It’s a difficult time for democracy. China, under the increasingly autocratic rule of Xi Jinping, has positioned itself as the leading rival to the democratic United States for global influence. Russia continues its brutal war against Ukraine. Many nations are backsliding in their support for freedom and human rights.
But there are also reasons to be hopeful. Most of the world has rallied against Russia’s aggression, and the Ukrainians’ brave resistance reminds us that democracy is worth fighting for. Dozens of countries have strengthened their democratic institutions, according to Freedom House, a research and advocacy group. Governments lifted pandemic-related restrictions on freedom of assembly, and there were freer and fairer elections in Africa and South America.
A recent summit hosted by the United States and four other nations – Costa Rica, the Netherlands, South Korea and Zambia – highlighted the promise and challenges of democracy. It brought together leaders of more than 100 nations for virtual sessions focused on pillars of democracy, such as independent media, human rights, free and transparent elections and more.
President Joe Biden emphasized the positive, declaring that, while the world is at an inflection point, nations are “turning the tide” and reforms are working. He singled out Angola for its effort to build an independent judiciary and the Dominican Republic and Croatia for anti-corruption initiatives.
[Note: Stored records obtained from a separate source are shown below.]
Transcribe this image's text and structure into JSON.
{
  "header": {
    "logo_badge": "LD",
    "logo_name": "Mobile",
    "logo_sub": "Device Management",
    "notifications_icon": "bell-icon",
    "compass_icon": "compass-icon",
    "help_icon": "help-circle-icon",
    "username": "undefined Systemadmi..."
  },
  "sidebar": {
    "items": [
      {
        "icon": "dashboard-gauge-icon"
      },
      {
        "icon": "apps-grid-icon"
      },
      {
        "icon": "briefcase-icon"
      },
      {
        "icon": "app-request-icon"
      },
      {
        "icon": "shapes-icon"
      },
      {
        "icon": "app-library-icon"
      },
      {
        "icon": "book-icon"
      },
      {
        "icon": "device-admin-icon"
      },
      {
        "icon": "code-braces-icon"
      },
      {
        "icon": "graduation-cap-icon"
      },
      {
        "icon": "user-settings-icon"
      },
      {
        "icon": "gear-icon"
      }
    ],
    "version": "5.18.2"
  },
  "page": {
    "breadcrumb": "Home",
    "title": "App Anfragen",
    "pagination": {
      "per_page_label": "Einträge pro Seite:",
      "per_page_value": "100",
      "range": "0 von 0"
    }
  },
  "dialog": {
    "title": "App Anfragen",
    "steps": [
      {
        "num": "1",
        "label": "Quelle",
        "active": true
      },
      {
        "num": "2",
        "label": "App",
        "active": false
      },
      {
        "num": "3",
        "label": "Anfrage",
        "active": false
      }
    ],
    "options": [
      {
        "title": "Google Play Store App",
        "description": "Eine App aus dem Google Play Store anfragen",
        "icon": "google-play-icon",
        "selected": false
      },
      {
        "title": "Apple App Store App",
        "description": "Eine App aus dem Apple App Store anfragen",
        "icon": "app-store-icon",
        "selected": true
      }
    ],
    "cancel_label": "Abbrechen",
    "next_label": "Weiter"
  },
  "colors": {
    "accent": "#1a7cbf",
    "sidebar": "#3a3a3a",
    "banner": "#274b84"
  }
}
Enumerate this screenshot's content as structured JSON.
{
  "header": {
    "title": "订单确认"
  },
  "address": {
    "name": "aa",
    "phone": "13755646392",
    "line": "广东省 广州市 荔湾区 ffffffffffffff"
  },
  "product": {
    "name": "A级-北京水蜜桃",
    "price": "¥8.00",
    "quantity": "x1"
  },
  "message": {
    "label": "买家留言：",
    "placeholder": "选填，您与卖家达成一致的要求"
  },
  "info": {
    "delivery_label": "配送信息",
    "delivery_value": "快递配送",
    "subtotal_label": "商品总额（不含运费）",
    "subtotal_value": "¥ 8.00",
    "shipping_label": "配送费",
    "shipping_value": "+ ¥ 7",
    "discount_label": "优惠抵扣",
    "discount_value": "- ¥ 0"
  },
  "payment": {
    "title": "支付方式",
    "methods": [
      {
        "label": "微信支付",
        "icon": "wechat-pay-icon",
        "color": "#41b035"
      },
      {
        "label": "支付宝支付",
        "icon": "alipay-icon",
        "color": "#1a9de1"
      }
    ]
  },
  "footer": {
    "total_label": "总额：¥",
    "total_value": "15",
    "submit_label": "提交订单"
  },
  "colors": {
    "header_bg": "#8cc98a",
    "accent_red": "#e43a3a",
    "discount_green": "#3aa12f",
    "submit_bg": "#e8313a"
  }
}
Importantly, there were concrete actions. Biden committed to providing $690 million to fight corruption, support free elections and advance technologies that support democracy. The U.S. joined other nations in an agreement to oppose cyberattacks and the misuse of commercial spyware. Biden signed an executive order rejecting government use of technologies that target journalists and human rights activists.
But while some nations have made progress, Freedom House says that global democracy has been in overall decline for 17 years. And some important participants in the democracy summit are facing questions about their commitment to democratic values and processes. Israel, a key U.S. ally, was racked by protests over Prime Minister Benjamin Netanyahu’s attempt to weaken the judiciary. In India, an opposition leader was jailed for defaming the president. In France, there has been widespread outrage over the president’s action to raise the retirement age. Mexico is weakening an elections oversight agency.
And there was not much consensus, among nations involved in the summit, on what a commitment to democracy should look like. For example, a declaration of principles supporting fair and free elections and criticizing Russia’s invasion of Ukraine was initially endorsed by fewer than 75 participating countries.
There have also been signs that American democracy may not be as robust as we’d like to think. Many of Donald Trump’s followers joined him in rejecting the outcome of the 2020 election. The Jan. 6, 2021, attack on the Capitol threatened a cornerstone of democracy, the orderly transition of power. Skeptics might suggest we should clean up our own house before lecturing others.
But working with other nations to strengthen democracy should be a key part of America’s role in the world. Biden called for organizing global democracy summits when he campaigned for the presidency, and the first took place in late 2021. For the second, last month, hosting was broadened to include more countries. The summit was timely and encouraging, but challenges remain.
Biden rightly said that democracy is “hard work” and it “must be protected constantly.” Both are unquestionably true. The United States was created as a radical and optimistic experiment in representative democracy, and our history shows that it has been a great success. But will democracy continue to thrive, in the U.S. and globally? There are no guarantees that it will.